[TASK DIRECTIONS]: Your answer should be the records below, written out exactly.

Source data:

+--

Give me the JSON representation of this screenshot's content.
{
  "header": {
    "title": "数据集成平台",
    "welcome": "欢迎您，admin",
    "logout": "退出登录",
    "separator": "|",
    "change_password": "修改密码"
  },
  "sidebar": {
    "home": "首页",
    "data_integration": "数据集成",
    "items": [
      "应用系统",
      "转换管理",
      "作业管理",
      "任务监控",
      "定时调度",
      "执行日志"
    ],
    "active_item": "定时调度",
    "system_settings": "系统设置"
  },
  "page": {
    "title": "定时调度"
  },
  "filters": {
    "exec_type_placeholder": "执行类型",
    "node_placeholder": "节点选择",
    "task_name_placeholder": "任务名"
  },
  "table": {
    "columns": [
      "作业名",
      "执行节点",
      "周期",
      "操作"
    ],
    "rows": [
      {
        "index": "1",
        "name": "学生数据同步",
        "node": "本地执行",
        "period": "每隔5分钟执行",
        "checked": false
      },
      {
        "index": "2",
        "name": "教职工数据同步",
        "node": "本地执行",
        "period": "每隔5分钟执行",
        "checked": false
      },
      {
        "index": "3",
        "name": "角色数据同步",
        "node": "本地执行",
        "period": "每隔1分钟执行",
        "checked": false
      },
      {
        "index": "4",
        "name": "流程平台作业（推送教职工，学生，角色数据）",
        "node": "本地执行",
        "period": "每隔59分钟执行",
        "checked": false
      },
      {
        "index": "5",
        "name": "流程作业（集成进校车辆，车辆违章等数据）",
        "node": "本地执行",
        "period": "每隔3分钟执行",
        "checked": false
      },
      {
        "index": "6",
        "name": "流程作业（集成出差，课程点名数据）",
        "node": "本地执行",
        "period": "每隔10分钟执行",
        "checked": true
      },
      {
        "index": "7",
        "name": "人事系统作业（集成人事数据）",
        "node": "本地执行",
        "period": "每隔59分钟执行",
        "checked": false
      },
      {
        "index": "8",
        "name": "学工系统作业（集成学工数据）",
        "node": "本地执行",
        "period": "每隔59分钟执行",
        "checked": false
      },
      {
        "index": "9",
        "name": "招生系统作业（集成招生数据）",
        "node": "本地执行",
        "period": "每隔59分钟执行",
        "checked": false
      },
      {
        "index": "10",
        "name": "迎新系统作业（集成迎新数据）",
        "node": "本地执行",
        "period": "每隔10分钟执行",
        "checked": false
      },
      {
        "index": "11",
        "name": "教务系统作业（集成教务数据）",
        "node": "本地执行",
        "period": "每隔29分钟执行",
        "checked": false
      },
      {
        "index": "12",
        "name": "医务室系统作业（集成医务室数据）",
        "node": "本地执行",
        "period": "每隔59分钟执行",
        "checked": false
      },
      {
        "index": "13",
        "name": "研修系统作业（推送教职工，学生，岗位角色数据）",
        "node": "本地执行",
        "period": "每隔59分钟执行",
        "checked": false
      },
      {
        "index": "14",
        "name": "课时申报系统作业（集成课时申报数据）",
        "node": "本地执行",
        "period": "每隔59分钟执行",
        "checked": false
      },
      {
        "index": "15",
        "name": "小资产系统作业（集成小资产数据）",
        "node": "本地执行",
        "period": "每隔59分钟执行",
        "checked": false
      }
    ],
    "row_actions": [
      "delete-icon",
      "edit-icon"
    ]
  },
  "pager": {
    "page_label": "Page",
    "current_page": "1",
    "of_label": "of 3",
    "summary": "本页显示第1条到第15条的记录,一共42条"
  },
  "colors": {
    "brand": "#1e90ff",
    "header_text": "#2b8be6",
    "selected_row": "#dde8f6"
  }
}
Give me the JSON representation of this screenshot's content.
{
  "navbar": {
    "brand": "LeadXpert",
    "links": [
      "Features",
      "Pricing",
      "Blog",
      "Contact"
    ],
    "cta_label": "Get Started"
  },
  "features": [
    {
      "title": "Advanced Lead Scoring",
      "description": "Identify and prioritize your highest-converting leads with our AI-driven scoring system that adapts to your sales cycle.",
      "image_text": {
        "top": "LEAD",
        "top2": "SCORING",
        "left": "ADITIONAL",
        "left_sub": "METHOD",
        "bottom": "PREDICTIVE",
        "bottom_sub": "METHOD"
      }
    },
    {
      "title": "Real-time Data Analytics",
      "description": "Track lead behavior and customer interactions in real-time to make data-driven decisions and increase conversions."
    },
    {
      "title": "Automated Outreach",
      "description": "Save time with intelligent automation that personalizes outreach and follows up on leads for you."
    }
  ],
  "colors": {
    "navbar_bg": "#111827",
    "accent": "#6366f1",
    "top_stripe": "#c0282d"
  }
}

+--

[TASK OUTPUT]:
Give me the JSON representation of this screenshot's content.
{
  "header": {
    "title": "数据集成平台",
    "welcome": "欢迎您，admin",
    "logout": "退出登录",
    "separator": "|",
    "change_password": "修改密码"
  },
  "sidebar": {
    "home": "首页",
    "data_integration": "数据集成",
    "items": [
      "应用系统",
      "转换管理",
      "作业管理",
      "任务监控",
      "定时调度",
      "执行日志"
    ],
    "active_item": "定时调度",
    "system_settings": "系统设置"
  },
  "page": {
    "title": "定时调度"
  },
  "filters": {
    "exec_type_placeholder": "执行类型",
    "node_placeholder": "节点选择",
    "task_name_placeholder": "任务名"
  },
  "table": {
    "columns": [
      "作业名",
      "执行节点",
      "周期",
      "操作"
    ],
    "rows": [
      {
        "index": "1",
        "name": "学生数据同步",
        "node": "本地执行",
        "period": "每隔5分钟执行",
        "checked": false
      },
      {
        "index": "2",
        "name": "教职工数据同步",
        "node": "本地执行",
        "period": "每隔5分钟执行",
        "checked": false
      },
      {
        "index": "3",
        "name": "角色数据同步",
        "node": "本地执行",
        "period": "每隔1分钟执行",
        "checked": false
      },
      {
        "index": "4",
        "name": "流程平台作业（推送教职工，学生，角色数据）",
        "node": "本地执行",
        "period": "每隔59分钟执行",
        "checked": false
      },
      {
        "index": "5",
        "name": "流程作业（集成进校车辆，车辆违章等数据）",
        "node": "本地执行",
        "period": "每隔3分钟执行",
        "checked": false
      },
      {
        "index": "6",
        "name": "流程作业（集成出差，课程点名数据）",
        "node": "本地执行",
        "period": "每隔10分钟执行",
        "checked": true
      },
      {
        "index": "7",
        "name": "人事系统作业（集成人事数据）",
        "node": "本地执行",
        "period": "每隔59分钟执行",
        "checked": false
      },
      {
        "index": "8",
        "name": "学工系统作业（集成学工数据）",
        "node": "本地执行",
        "period": "每隔59分钟执行",
        "checked": false
      },
      {
        "index": "9",
        "name": "招生系统作业（集成招生数据）",
        "node": "本地执行",
        "period": "每隔59分钟执行",
        "checked": false
      },
      {
        "index": "10",
        "name": "迎新系统作业（集成迎新数据）",
        "node": "本地执行",
        "period": "每隔10分钟执行",
        "checked": false
      },
      {
        "index": "11",
        "name": "教务系统作业（集成教务数据）",
        "node": "本地执行",
        "period": "每隔29分钟执行",
        "checked": false
      },
      {
        "index": "12",
        "name": "医务室系统作业（集成医务室数据）",
        "node": "本地执行",
        "period": "每隔59分钟执行",
        "checked": false
      },
      {
        "index": "13",
        "name": "研修系统作业（推送教职工，学生，岗位角色数据）",
        "node": "本地执行",
        "period": "每隔59分钟执行",
        "checked": false
      },
      {
        "index": "14",
        "name": "课时申报系统作业（集成课时申报数据）",
        "node": "本地执行",
        "period": "每隔59分钟执行",
        "checked": false
      },
      {
        "index": "15",
        "name": "小资产系统作业（集成小资产数据）",
        "node": "本地执行",
        "period": "每隔59分钟执行",
        "checked": false
      }
    ],
    "row_actions": [
      "delete-icon",
      "edit-icon"
    ]
  },
  "pager": {
    "page_label": "Page",
    "current_page": "1",
    "of_label": "of 3",
    "summary": "本页显示第1条到第15条的记录,一共42条"
  },
  "colors": {
    "brand": "#1e90ff",
    "header_text": "#2b8be6",
    "selected_row": "#dde8f6"
  }
}
Give me the JSON representation of this screenshot's content.
{
  "navbar": {
    "brand": "LeadXpert",
    "links": [
      "Features",
      "Pricing",
      "Blog",
      "Contact"
    ],
    "cta_label": "Get Started"
  },
  "features": [
    {
      "title": "Advanced Lead Scoring",
      "description": "Identify and prioritize your highest-converting leads with our AI-driven scoring system that adapts to your sales cycle.",
      "image_text": {
        "top": "LEAD",
        "top2": "SCORING",
        "left": "ADITIONAL",
        "left_sub": "METHOD",
        "bottom": "PREDICTIVE",
        "bottom_sub": "METHOD"
      }
    },
    {
      "title": "Real-time Data Analytics",
      "description": "Track lead behavior and customer interactions in real-time to make data-driven decisions and increase conversions."
    },
    {
      "title": "Automated Outreach",
      "description": "Save time with intelligent automation that personalizes outreach and follows up on leads for you."
    }
  ],
  "colors": {
    "navbar_bg": "#111827",
    "accent": "#6366f1",
    "top_stripe": "#c0282d"
  }
}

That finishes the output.